When Ben Simmons arrived in the league in 2016, a plethora of superlatives were all you could hear.
And why not? He was pegged as the next big superstar, a 6’11’’ phenom with great court vision who could handle the ball like a point guard and rebound like a power forward. His potential had teams drooling.
The fact that he couldn’t shoot was a bit of a caveat. But no matter, he was still young and he had more than enough time to develop his shot.
ALL STAR. Initially, Ben lived up to that promise. He was the Rookie of the Year. He became an All-star for three consecutive years. He was the NBA Steals leader in 2020 and made the All-Defensive First team for two years.
But even as he amassed those accolades, his team the Philadelphia 76ers failed to advance to the NBA Finals. Expectations were high because he was the other half of a power duo—the other half being a monster of a center in Joel Embiid.
They were expected to dominate the league and even as the team tried to recruit complementary pieces around them, they faltered. Problem is much of the faltering was on Ben’s part and most of it came from his inexplicable failure to improve his outside shooting. And things ratcheted up a bit in last year’s Eastern Conference Semifinals when he became tentative on the offense and botched a crucial play that had Embiid fuming.
TRADE. Fast forward to 2021 and how the narrative has radically changed. As of this writing, news comes out that his relationship with his team had deteriorated to a point where he just wants to be traded and doesn’t care which team.
He is reportedly also prepared to sit it out rather than play and with the 76ers running out of time to engage in a lucrative trade offer, options are getting fewer by the day.
HARDENESQUE. The problem is that general manager Daryl Morey reportedly wants a “Hardenesque” package for their All-Star point guard, but that may not be feasible at this point in time.
The Brooklyn Nets gave up several choice picks for James Harden, but teams are balking if Simmons might be worth all that they are giving up. What a difference five years can make and I can’t blame them.
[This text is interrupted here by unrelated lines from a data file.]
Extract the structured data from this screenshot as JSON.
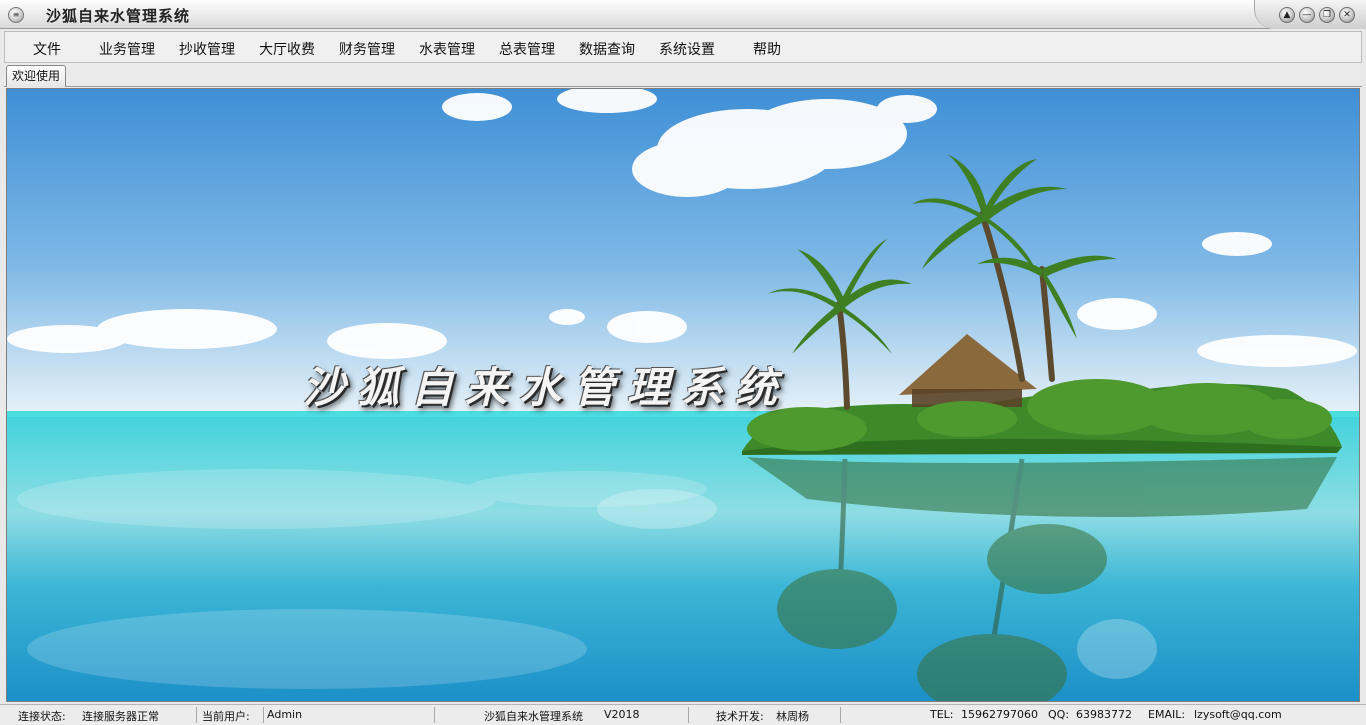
{
  "window": {
    "title": "沙狐自来水管理系统",
    "controls": [
      "help-icon",
      "minimize-icon",
      "restore-icon",
      "close-icon"
    ]
  },
  "menu": {
    "items": [
      "文件",
      "业务管理",
      "抄收管理",
      "大厅收费",
      "财务管理",
      "水表管理",
      "总表管理",
      "数据查询",
      "系统设置",
      "帮助"
    ]
  },
  "tabs": [
    {
      "label": "欢迎使用"
    }
  ],
  "splash": {
    "title": "沙狐自来水管理系统"
  },
  "status": {
    "conn_label": "连接状态:",
    "conn_value": "连接服务器正常",
    "user_label": "当前用户:",
    "user_value": "Admin",
    "app_name": "沙狐自来水管理系统",
    "version": "V2018",
    "dev_label": "技术开发:",
    "dev_value": "林周杨",
    "tel_label": "TEL:",
    "tel_value": "15962797060",
    "qq_label": "QQ:",
    "qq_value": "63983772",
    "email_label": "EMAIL:",
    "email_value": "lzysoft@qq.com"
  },
  "colors": {
    "sky_top": "#3f8fd6",
    "sea": "#2fc3d6",
    "sand": "#e8f6f8"
  }
}
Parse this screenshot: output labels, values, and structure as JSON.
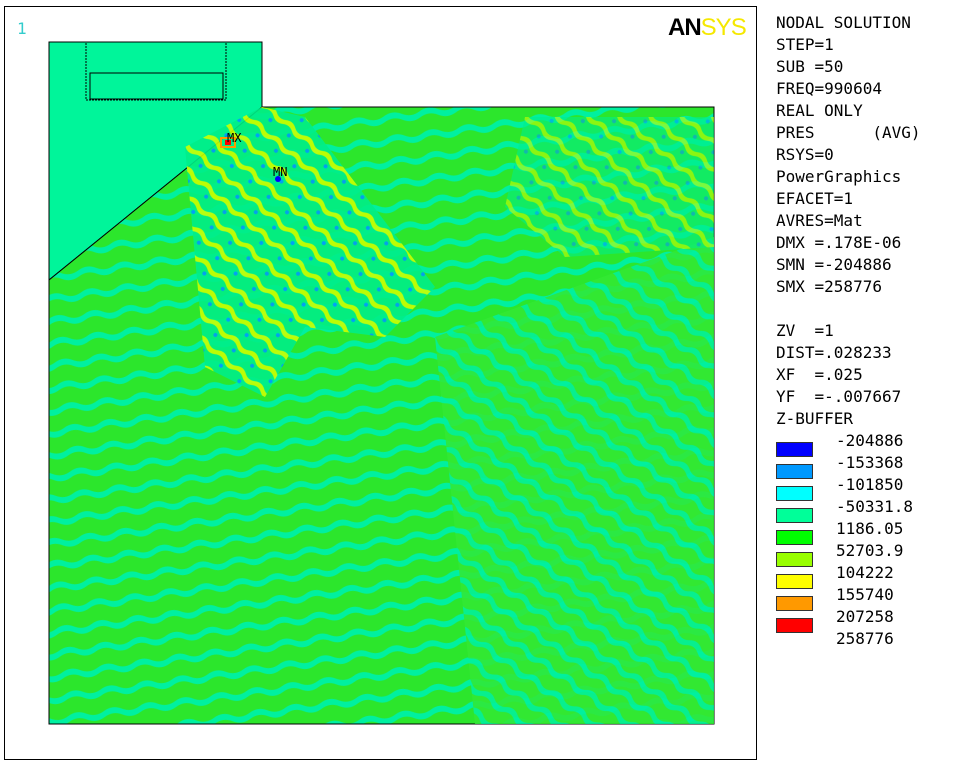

Simmons’ problem isn’t just that he can’t shoot. He just won’t.
Simmons has all the physical tools in order to improve his craft. When he shoots, his form doesn’t even look too shoddy. We have all seen those viral videos online of him shooting from afar during the off season.
His problem is not a mechanical or technical issue about his shooting form. It’s all mental. He thinks he can’t make it and so he misfires every time.
That flaw is an expensive one, to the tune of $170 million over five years.
Circa 2000, he could easily have been one of the top three players—in an NBA era where outside shooting wasn’t the norm.
In today’s NBA league, he is a pariah. His career may still be salvageable, but he might not be able to command the same amount of attention and money moving forward.
LAST ROUND. It’s on my bro, Atty. Ramsey Quijano, who celebrates his birthday today. Enjoy your day and cheers, bro!